I SAW a strange sight. I stumbled upon a story most strange, like nothing my life had ever prepared me for. Hush, child. Hush, now, and I will tell it to you.
Even before the dawn one Friday morning, I noticed a young man walking the alleys of our city. He was pulling an old cart filled with clothes both bright and new and he was calling in a clear, tenor voice: “Rags! Rags! New rags for old! I take your tired rags! Rags!”
“Now, this is a wonder,” I thought to myself, for the man stood six-feet-four and his arms were like tree limbs and his eyes flashed intelligence. Could he find no better job than this, to be a ragman in the inner city?
I followed him. My curiosity drove me. And I wasn’t disappointed. Soon, the ragman saw a woman sitting on her back porch. She was sobbing into a handkerchief. Her shoulders shook. Her heart was breaking. The ragman stopped his cart. Quietly, he walked to the woman.
“Give me your rag,” he said so gently, “and I’ll give you another”. He slipped the handkerchief from her eyes. She looked up, and he laid across her palm a linen cloth so clean and new that it shined.
She blinked from the gift to the giver. Then, as he began to pull his cart again, the ragman did a strange thing: he put her stained handkerchief to his own face and then he began to weep, his shoulders shaking. Yet she was left without a tear.
“This is a wonder,” I breathed to myself, and I followed the sobbing ragman like a child who cannot turn away from mystery. “Rags! Rags! New rags for old!”
In a little while, the ragman came upon a girl whose head was wrapped in a bandage, whose eyes were empty. Blood soaked her bandage. Now the tall ragman looked upon this child with pity and he drew a lovely yellow bonnet from his cart.
“Give me your rag,” he said, tracing his own line on her cheek, “and I’ll give you mine”.
The child could only gaze at him while he loosened the bandage, removed it and tied it to his own head. The bonnet he set on hers. And I gasped at what I saw: for with the bandage went the wound! Against his brow it ran a darker, more substantial blood – his own!
“Rags! Rags! I take old rags!” cried the sobbing, bleeding ragman.
The sun hurt both the sky and my eyes; the ragman seemed more and more to hurry.
“Are you going to work?” he asked a man who leaned against a telephone pole. The man shook his head. The ragman pressed him: “Do you have a job?”
“Are you crazy?” sneered the other. He pulled away from the pole, revealing the right sleeve of his jacket – flat, the cuff stuffed into the pocket. He had no arm.
“So,” said the ragman, “give me your jacket and I’ll give you mine”.
The one-armed man took off his jacket. So did the ragman – and I trembled at what I saw: for the ragman’s arm stayed in its sleeve, and when the other put it on, he had two good arms, but the ragman had only one. “Go to work,” he said.
I followed the ragman and watched as he came to a landfill, cleared a space for himself and he lay down.
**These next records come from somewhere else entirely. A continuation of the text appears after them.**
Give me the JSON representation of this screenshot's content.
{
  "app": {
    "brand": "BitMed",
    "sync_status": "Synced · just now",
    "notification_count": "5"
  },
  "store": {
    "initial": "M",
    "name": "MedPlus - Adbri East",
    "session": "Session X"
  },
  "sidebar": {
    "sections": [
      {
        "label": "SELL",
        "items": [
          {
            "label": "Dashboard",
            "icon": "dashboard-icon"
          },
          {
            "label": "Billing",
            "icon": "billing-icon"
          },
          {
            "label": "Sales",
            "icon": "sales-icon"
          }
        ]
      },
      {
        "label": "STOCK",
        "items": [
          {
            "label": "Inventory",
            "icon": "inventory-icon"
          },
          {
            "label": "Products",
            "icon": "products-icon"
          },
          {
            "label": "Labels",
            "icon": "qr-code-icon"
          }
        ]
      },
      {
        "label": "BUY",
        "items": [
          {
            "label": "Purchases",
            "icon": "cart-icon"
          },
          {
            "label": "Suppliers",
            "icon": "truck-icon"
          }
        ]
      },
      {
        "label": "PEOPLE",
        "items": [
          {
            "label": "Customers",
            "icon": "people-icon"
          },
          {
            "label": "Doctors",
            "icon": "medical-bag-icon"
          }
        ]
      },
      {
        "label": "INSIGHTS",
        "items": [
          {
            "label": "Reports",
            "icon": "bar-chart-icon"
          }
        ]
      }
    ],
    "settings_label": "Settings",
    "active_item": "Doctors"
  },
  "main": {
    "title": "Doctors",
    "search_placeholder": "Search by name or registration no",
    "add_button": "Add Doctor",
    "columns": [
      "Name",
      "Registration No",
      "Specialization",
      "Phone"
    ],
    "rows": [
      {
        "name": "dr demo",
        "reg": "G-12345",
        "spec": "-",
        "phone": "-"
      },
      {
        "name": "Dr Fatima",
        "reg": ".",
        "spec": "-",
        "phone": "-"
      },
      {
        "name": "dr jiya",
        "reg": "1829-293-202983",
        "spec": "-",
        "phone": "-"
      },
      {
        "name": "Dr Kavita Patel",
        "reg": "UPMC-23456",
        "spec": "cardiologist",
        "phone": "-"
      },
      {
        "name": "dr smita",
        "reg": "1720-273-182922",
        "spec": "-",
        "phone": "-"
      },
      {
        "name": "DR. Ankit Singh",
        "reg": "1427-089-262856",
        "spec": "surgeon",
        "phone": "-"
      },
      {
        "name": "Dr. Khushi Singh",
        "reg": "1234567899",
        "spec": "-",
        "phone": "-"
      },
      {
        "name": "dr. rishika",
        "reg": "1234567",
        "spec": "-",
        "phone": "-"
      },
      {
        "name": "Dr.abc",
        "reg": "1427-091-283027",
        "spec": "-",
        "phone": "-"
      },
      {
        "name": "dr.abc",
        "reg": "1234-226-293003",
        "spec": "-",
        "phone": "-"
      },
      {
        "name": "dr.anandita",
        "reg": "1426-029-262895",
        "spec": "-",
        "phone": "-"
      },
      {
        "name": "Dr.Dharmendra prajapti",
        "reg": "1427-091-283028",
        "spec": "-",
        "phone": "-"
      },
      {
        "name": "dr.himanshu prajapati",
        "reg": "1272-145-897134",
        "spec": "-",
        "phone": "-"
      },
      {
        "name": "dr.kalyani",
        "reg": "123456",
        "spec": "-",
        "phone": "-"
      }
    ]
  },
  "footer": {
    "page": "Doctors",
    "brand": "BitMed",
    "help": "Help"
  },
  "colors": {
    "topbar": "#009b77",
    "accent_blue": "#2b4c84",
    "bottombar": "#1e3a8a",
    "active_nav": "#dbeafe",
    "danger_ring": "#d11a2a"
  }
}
He pillowed his head on a handkerchief and a jacket. He covered his bones with an army blanket. And he died. Oh, how I cried to witness that death!
I slumped in an abandoned car and wailed and mourned – because I had come to love the ragman. I sobbed myself to sleep. I did not know – how could I know? – that I slept through Friday night and Saturday night. But then, on Sunday morning, I was wakened by a violence.
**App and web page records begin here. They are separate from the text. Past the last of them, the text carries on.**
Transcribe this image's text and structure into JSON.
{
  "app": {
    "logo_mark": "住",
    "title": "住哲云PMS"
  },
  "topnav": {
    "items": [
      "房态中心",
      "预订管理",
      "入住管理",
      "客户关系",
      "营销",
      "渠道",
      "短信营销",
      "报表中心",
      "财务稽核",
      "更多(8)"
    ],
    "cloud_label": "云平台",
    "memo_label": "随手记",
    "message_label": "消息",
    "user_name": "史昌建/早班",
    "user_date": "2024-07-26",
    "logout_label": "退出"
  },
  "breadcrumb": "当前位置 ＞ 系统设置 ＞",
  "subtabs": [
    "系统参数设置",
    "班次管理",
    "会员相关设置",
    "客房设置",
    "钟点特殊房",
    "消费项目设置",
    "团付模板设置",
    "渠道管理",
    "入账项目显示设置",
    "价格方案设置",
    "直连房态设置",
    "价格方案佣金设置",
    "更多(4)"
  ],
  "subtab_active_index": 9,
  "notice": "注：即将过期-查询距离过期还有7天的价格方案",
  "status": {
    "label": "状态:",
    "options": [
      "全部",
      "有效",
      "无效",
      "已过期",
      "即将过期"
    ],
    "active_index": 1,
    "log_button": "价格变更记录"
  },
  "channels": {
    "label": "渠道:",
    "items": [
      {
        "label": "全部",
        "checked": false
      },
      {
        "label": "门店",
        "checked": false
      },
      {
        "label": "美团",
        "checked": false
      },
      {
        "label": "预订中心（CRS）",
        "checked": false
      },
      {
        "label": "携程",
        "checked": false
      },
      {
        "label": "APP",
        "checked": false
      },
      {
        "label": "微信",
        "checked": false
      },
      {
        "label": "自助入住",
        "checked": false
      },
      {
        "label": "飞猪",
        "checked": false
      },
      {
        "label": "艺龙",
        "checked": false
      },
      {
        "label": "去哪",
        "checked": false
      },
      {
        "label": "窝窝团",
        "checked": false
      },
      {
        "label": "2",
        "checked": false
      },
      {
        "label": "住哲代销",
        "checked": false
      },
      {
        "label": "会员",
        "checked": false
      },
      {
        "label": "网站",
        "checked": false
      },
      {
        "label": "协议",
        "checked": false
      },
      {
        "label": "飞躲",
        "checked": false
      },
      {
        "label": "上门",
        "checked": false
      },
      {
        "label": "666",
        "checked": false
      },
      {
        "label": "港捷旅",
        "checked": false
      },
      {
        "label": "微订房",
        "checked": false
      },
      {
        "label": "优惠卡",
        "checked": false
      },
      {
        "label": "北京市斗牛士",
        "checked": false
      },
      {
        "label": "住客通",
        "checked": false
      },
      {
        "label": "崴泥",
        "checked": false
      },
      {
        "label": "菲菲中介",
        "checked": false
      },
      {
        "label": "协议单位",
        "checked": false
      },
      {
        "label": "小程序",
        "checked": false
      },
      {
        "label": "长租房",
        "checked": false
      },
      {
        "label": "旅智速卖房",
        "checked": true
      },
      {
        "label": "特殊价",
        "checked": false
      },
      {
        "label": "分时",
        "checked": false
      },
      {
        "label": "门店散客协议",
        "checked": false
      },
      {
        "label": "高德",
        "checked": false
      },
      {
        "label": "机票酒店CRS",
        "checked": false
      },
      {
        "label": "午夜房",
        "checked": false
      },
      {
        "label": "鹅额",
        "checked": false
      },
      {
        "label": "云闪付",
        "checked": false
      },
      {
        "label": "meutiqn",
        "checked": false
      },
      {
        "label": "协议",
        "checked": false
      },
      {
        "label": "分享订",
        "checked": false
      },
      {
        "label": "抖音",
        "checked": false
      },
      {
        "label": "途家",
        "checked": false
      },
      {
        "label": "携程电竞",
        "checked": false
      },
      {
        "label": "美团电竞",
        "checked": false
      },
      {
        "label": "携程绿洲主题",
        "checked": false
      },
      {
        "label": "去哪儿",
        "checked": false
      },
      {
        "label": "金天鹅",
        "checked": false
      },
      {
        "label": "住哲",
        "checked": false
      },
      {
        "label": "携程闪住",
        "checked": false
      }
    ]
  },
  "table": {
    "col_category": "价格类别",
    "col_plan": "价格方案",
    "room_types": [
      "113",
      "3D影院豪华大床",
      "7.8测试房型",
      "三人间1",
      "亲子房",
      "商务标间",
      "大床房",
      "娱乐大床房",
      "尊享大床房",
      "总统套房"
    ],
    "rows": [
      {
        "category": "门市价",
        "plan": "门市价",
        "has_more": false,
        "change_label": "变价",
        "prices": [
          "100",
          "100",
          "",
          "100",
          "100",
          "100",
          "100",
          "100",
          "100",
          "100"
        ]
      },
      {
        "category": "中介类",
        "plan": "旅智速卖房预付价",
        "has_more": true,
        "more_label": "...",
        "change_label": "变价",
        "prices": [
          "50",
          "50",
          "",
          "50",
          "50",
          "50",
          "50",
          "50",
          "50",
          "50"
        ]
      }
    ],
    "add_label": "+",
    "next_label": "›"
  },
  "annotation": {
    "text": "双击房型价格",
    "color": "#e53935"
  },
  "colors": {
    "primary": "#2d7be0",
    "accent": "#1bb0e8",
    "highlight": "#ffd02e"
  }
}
Light – pure, hard, demanding light – slammed against my face, and I blinked, and I looked, and I saw the last and the first wonder of all. There was the ragman, folding the blanket most carefully, a scar on his forehead, but alive! And, besides that, healthy! There was no sign of sorrow or of age, and all the rags that he had gathered shined for cleanliness. Then I lowered my head and walked up to the ragman. I told him my name with shame, for I was a sorry figure next to him. Then I took off all my clothes in that place and I said to him with dear yearning in my voice: “Dress me.”
He dressed me. My Lord, he put new rags on me, and I am a wonder beside him.
The ragman, the ragman, the Christ!